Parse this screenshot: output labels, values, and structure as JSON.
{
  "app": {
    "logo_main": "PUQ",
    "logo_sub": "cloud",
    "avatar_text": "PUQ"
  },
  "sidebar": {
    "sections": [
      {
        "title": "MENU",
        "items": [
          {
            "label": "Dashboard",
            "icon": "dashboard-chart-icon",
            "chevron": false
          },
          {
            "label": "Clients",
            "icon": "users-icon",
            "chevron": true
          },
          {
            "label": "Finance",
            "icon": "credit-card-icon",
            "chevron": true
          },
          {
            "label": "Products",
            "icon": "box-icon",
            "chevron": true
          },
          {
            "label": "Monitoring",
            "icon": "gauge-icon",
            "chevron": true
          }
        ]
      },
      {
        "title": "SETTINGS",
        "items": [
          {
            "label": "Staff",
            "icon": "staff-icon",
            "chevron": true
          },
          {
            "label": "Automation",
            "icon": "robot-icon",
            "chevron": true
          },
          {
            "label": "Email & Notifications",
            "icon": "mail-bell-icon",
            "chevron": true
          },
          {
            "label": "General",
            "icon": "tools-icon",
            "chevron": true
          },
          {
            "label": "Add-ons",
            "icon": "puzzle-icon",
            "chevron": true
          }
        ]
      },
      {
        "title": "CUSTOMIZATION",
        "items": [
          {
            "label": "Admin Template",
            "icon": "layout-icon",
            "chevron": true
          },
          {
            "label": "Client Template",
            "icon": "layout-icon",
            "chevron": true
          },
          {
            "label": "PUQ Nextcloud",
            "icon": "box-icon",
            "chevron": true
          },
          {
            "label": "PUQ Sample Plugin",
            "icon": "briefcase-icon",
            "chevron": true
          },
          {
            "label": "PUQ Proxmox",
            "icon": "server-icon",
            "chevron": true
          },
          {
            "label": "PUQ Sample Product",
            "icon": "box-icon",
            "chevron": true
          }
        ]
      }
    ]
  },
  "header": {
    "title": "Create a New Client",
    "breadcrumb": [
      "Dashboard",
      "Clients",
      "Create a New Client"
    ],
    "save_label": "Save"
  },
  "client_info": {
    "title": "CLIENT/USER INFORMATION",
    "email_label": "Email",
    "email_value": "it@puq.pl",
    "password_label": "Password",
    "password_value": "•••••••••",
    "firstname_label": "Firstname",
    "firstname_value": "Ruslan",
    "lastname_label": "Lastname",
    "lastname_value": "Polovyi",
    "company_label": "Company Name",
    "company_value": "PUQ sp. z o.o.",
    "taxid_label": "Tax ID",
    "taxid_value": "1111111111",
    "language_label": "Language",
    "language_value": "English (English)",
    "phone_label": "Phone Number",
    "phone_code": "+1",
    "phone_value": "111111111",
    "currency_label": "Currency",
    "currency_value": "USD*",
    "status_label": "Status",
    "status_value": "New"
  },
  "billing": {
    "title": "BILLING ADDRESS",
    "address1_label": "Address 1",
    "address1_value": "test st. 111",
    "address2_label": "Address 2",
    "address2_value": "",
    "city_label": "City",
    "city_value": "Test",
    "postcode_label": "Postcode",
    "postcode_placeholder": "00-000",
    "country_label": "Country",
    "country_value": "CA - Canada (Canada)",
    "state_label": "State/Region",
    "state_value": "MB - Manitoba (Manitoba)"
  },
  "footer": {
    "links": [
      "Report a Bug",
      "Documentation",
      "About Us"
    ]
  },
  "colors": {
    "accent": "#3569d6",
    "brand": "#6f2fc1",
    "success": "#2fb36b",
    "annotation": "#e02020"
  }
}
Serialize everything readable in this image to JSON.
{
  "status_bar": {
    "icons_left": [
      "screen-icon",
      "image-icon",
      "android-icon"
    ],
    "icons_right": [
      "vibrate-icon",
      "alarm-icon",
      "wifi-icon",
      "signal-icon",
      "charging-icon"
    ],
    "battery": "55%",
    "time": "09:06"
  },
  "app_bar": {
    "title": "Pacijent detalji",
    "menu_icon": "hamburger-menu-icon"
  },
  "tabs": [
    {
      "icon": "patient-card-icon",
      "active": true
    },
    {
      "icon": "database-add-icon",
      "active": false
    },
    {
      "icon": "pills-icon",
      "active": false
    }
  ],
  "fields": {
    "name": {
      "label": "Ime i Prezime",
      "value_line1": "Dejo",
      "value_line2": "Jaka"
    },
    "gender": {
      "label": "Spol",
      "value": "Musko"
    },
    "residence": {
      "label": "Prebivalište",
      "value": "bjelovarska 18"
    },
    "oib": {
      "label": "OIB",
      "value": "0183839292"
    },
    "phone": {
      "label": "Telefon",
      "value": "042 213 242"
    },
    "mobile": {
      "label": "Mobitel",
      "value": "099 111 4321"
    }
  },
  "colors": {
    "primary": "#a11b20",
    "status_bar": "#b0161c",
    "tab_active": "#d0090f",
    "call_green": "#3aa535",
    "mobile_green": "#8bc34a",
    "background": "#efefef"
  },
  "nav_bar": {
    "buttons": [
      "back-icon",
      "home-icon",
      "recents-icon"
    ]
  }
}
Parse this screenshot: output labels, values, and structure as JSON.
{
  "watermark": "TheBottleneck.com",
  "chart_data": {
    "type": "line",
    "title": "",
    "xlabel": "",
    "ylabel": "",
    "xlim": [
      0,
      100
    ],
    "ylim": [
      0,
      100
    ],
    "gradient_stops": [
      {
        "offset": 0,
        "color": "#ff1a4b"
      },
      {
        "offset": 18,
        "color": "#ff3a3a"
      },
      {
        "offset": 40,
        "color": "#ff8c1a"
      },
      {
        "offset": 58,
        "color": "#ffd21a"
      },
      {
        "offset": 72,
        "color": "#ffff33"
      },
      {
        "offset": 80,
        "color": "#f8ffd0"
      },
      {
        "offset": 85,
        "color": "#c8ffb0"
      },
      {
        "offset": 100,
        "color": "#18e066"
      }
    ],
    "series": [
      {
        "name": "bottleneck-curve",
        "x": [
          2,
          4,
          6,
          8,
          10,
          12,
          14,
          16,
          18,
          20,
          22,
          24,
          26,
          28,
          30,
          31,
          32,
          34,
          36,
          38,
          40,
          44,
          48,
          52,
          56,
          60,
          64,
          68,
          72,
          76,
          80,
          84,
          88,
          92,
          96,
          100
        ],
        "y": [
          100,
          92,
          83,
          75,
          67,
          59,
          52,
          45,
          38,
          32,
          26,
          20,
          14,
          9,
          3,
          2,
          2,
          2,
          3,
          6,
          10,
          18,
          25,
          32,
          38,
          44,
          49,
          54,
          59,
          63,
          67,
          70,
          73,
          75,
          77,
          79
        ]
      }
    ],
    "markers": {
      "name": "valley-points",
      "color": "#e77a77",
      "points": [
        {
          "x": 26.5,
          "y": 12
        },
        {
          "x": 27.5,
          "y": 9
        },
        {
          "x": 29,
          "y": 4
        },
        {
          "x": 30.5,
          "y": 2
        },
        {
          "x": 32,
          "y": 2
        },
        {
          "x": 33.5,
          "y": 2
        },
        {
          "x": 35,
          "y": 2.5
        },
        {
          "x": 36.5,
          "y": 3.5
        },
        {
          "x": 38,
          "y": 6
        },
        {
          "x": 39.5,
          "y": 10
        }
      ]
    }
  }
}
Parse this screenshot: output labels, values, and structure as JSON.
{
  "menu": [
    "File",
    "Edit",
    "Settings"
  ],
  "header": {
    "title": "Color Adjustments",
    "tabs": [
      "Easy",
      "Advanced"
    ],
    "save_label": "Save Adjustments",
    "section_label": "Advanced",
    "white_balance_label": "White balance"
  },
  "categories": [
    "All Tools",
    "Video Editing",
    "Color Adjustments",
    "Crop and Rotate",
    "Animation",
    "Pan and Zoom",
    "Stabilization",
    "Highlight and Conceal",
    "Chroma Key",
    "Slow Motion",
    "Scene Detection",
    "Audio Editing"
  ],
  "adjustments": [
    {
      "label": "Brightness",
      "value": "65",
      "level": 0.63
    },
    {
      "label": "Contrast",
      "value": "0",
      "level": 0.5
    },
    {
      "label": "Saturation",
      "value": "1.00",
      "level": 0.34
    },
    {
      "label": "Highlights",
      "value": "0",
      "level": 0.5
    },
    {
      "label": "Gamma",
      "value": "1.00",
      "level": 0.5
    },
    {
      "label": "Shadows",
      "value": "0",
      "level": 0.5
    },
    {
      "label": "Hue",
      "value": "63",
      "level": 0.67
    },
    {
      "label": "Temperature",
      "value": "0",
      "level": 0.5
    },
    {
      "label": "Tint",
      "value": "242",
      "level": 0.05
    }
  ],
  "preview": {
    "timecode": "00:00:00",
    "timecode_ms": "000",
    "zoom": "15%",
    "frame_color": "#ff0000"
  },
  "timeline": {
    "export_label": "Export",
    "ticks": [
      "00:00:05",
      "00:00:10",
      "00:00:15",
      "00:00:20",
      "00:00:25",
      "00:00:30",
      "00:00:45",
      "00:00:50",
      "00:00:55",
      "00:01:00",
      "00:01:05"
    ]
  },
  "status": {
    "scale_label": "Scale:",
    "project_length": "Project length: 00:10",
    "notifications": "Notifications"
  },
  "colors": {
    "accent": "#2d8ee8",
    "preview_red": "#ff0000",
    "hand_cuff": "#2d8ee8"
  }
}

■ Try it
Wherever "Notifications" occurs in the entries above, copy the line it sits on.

■ Exercise answer
            "label": "Email & Notifications",
    "notifications": "Notifications"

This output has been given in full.